By Hassan Al Mustafa
25 October 2018
In his speech addressed to the participants of the 73rd session of the United Nations General Assembly last September, UAE Foreign Minister Sheikh Abdullah bin Zayed highlighted four major obstacles that threaten the security and stability of the region, and they are “foreign interferences in affairs of the Arab world, the spread of extremism and terrorism (including the exploitation of modern technology by terrorists to spread their dangerous ideas), settling with managing current crises amid the absence of solutions, and finally the exacerbation of economic, social and humanitarian conditions.”
These complex overlapping obstacles have turned consecutive and inherited problems into a state of an “ongoing crisis” that cannot be resolved by the individual effort of one state or by focusing on a specific aspect of its many branches.
Collective, persistent effort
Instead, these issues require collective, strong and persistent effort that neutralizes points of dispute and focuses on points that constitute a common threat thus taking it from here and moving forward by promoting trust among all parties and establishing this trust via joint action since the crisis surrounds all of the countries in the Middle East and its repercussions spare no one.
In his book ‘For a Crisiology’, French philosopher Edgar Morin points out that there has been a change in the meaning of the word ‘crisis’, which originally meant “decision” in Greek, i.e. “the decisive moment, which during the development of an uncertain process, allowed a diagnosis.”
According to Morin, in the present times, the meaning has taken on a contradictory meaning, which is “hesitation”, explaining that now the word refers to “the moment out of which uncertainties as well as disruption originate.”
Going back the speech of Sheikh Abdullah bin Zayed, we find that there has been in fact ‘uncertainty’ which characterizes policies in the Middle East regarding the issues he has pointed out and there is a reluctance to come up with radical solutions, which prompted him to call upon the international community to “take an assertive stance towards countries with hostile policies that violate international law and the charter of the organization,” because this inconsistent policy towards rogue states or groups would exacerbate crises and make the latter more difficult to resolve.
According to the UAE Foreign Minister: “It has become inevitable that we become more effective in maintaining regional security by strengthening partnerships to address existing challenges.

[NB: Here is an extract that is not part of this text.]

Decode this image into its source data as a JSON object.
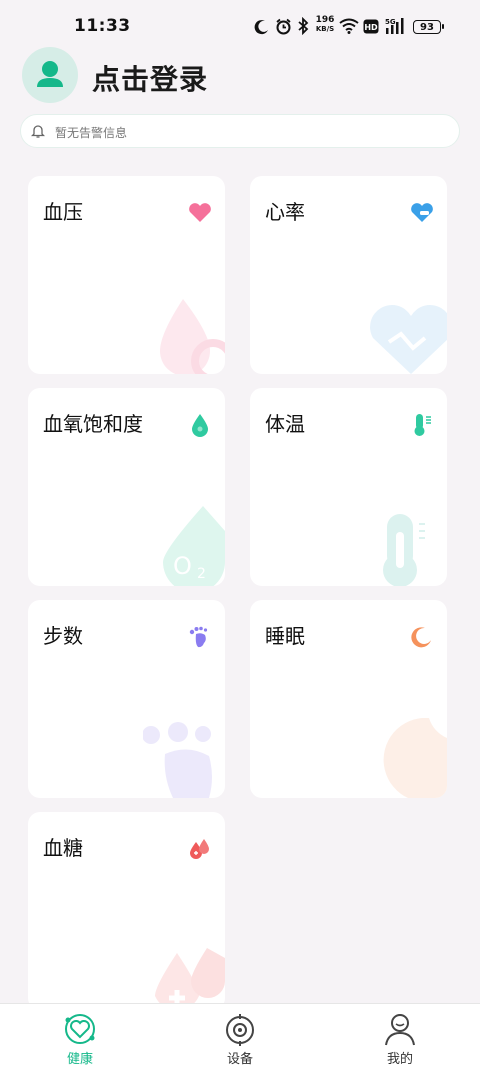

We are aware that we cannot continue to rely on other countries to resolve the crises of the region, and that no single country, irrespective of its capacities, can alone restore security and stability.”
This frank call by Sheikh Abdullah bin Zayed to “remove problems” should be taken seriously by major capitals.
These states should work to find some sort of formula for serious dialogue and understanding, not just make meaningless slogans or statements because ongoing crisis would mean that terrorism, fundamentalism, wars, poverty and illiteracy will find suitable environments for growth and wise men and wisdom will have no influence whatsoever and the region will drown in a sea of crises, which will produce more of them.
Hassan AlMustafa is Saudi journalist with interest in middle east and Gulf politics. His writing focuses on social media, Arab youth affairs and Middle Eastern societal matters. His twitter handle is @halmustafa.